Mr. Speaker, I wish to speak to the same point of order that was raised by the member for Winnipeg South, who read a letter from Mr. George Radwanski.
I believe that it is a poor substitute for the actions that we as a standing committee chose to take, which was to point out our displeasure with Mr. Radwanski from the very start of this painful exercise.
The member for Elk Island made a good point. We should be concerned with what kind of precedent we are setting. If in fact we are the highest court in the land, we have a person who has made misrepresentations, possibly stolen public funds, lied to a standing committee, falsified documents and records, and ultimately will walk away with nothing more than a stern talking to.
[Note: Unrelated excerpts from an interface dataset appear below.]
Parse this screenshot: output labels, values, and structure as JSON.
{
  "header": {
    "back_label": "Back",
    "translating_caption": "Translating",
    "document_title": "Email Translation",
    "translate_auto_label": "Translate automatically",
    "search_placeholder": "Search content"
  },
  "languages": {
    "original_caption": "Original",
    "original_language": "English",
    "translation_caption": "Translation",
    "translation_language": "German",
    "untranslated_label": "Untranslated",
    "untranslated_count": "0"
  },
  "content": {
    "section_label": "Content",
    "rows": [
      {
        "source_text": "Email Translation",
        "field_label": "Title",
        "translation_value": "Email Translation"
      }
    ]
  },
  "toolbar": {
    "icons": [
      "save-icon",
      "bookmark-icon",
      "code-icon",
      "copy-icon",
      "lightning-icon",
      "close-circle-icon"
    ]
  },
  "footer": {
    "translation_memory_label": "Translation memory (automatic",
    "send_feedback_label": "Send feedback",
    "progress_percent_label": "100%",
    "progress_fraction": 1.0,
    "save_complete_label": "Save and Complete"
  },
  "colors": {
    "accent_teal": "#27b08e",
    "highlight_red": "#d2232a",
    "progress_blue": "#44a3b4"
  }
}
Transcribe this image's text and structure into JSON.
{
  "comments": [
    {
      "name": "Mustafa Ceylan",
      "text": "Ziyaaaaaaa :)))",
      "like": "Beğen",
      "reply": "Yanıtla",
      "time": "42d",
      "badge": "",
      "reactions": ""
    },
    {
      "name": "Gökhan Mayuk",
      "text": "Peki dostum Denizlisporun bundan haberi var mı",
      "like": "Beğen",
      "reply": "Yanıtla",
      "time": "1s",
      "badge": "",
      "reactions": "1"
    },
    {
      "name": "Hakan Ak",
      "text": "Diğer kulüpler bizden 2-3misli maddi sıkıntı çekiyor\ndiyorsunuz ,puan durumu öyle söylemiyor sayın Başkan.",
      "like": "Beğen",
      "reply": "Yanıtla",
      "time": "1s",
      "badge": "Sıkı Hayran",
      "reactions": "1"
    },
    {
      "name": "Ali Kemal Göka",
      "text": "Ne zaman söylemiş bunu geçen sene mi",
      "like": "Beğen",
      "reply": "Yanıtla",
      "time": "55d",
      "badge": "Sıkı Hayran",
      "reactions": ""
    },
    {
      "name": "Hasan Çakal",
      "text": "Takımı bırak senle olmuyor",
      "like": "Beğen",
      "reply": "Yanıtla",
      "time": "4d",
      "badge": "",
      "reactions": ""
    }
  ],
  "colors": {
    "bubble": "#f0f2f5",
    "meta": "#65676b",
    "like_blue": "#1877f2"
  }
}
It is not unusual for people, once they are found guilty, to do a few mea culpas and try to minimize the impact. I do not believe that Canadians would be satisfied that in one of the most obvious cases in recent history of abusing the system as a civil servant and violating the public trust, that it is satisfactory to simply accept a letter of apology from this person.
We have watched the standing committee move to a fairly firm consensus that we should be calling Mr. Radwanski to the Bar. The House of Commons should find him in contempt with consequences and sanctions up to and including time in prison. That was the starting point in our standing committee. We have seen that position watered down to the point now where we are going to accept a letter of apology from Mr. Radwanski.
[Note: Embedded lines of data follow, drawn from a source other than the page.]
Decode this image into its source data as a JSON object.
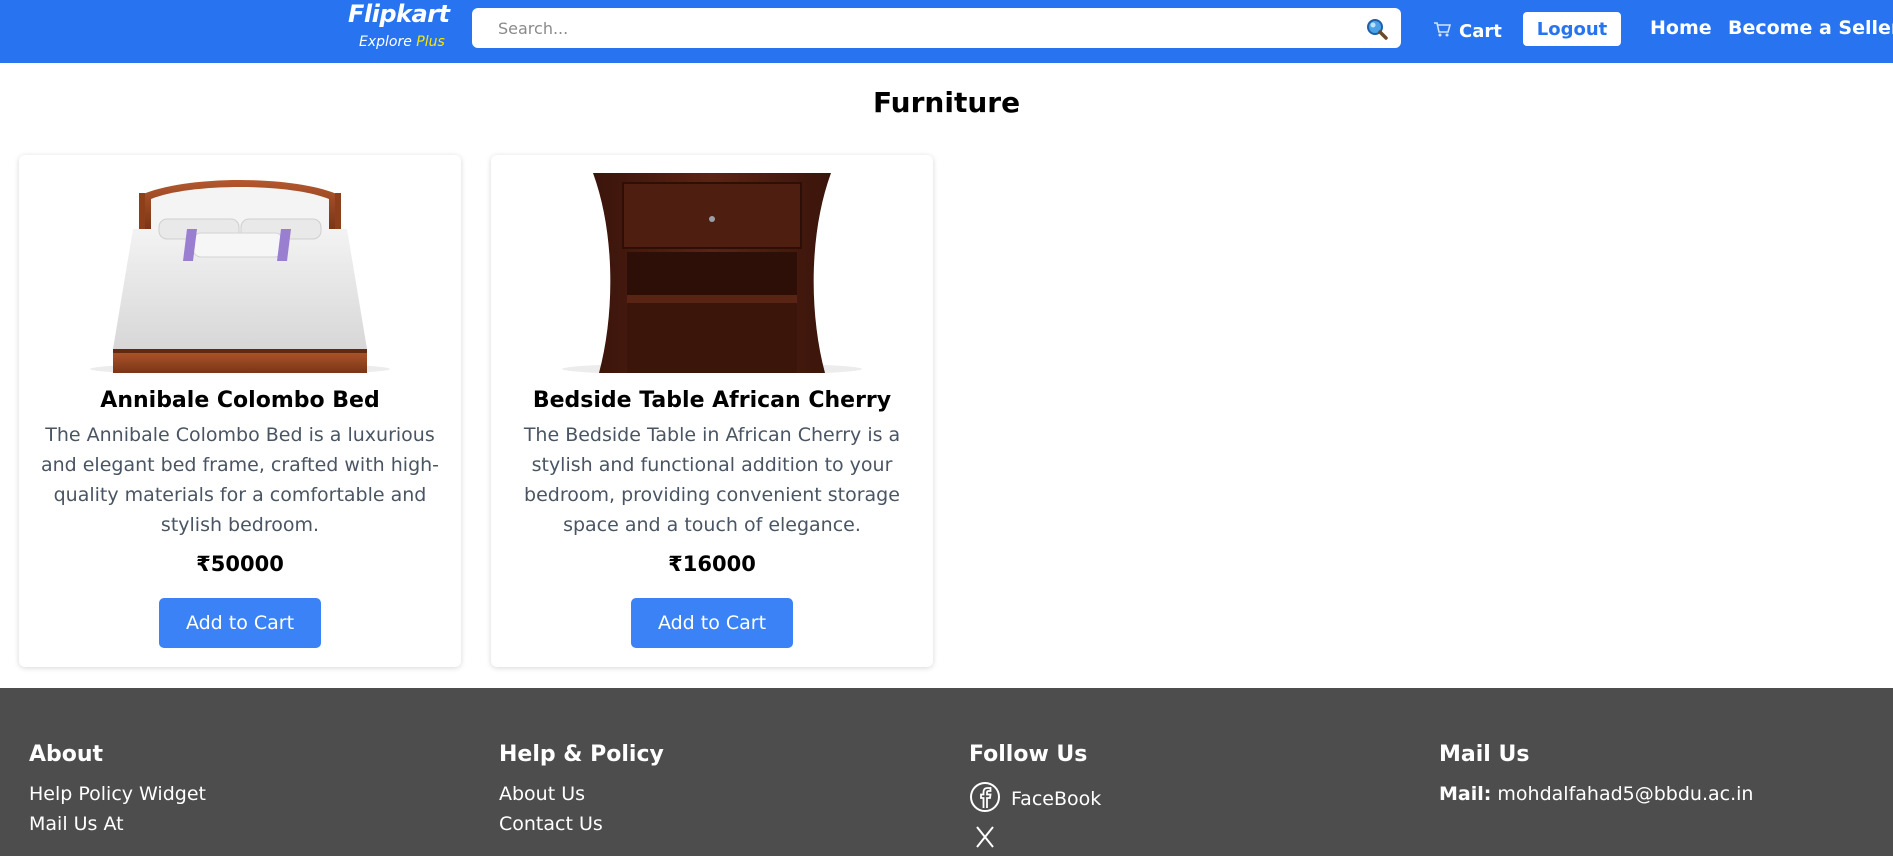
{
  "header": {
    "logo": {
      "name": "Flipkart",
      "tagline_prefix": "Explore",
      "tagline_plus": "Plus"
    },
    "search": {
      "placeholder": "Search...",
      "value": ""
    },
    "nav": {
      "cart_label": "Cart",
      "logout_label": "Logout",
      "home_label": "Home",
      "seller_label": "Become a Seller"
    },
    "colors": {
      "brand": "#2874f0",
      "plus": "#ffe500"
    }
  },
  "page": {
    "title": "Furniture"
  },
  "products": [
    {
      "title": "Annibale Colombo Bed",
      "description": "The Annibale Colombo Bed is a luxurious and elegant bed frame, crafted with high-quality materials for a comfortable and stylish bedroom.",
      "price": "₹50000",
      "button_label": "Add to Cart"
    },
    {
      "title": "Bedside Table African Cherry",
      "description": "The Bedside Table in African Cherry is a stylish and functional addition to your bedroom, providing convenient storage space and a touch of elegance.",
      "price": "₹16000",
      "button_label": "Add to Cart"
    }
  ],
  "footer": {
    "about": {
      "heading": "About",
      "links": [
        "Help Policy Widget",
        "Mail Us At"
      ]
    },
    "help": {
      "heading": "Help & Policy",
      "links": [
        "About Us",
        "Contact Us"
      ]
    },
    "follow": {
      "heading": "Follow Us",
      "facebook_label": "FaceBook"
    },
    "mail": {
      "heading": "Mail Us",
      "label": "Mail:",
      "address": "mohdalfahad5@bbdu.ac.in"
    },
    "background": "#4d4d4d"
  },
  "icons": [
    "search-icon",
    "cart-icon",
    "facebook-icon",
    "x-icon"
  ]
}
Surely, we are not satisfied with this. We believe that this sets a terrible precedent for other courts and other situations. We have other cases where senior civil servants have been caught in the maladministration of funds that are yet to be dealt with by Parliament. I am talking about the Groupaction sponsorship scandals and the scandal around the Virginia Fontaine Treatment Centre with Health Canada in the Province of Manitoba.
We will have senior civil servants in the same situation and this sets a precedent where they, too, will simply write letters of apology. That is not satisfactory. I believe we should at the very least today find Mr. Radwanski to be in contempt of Parliament and nothing less will be satisfactory.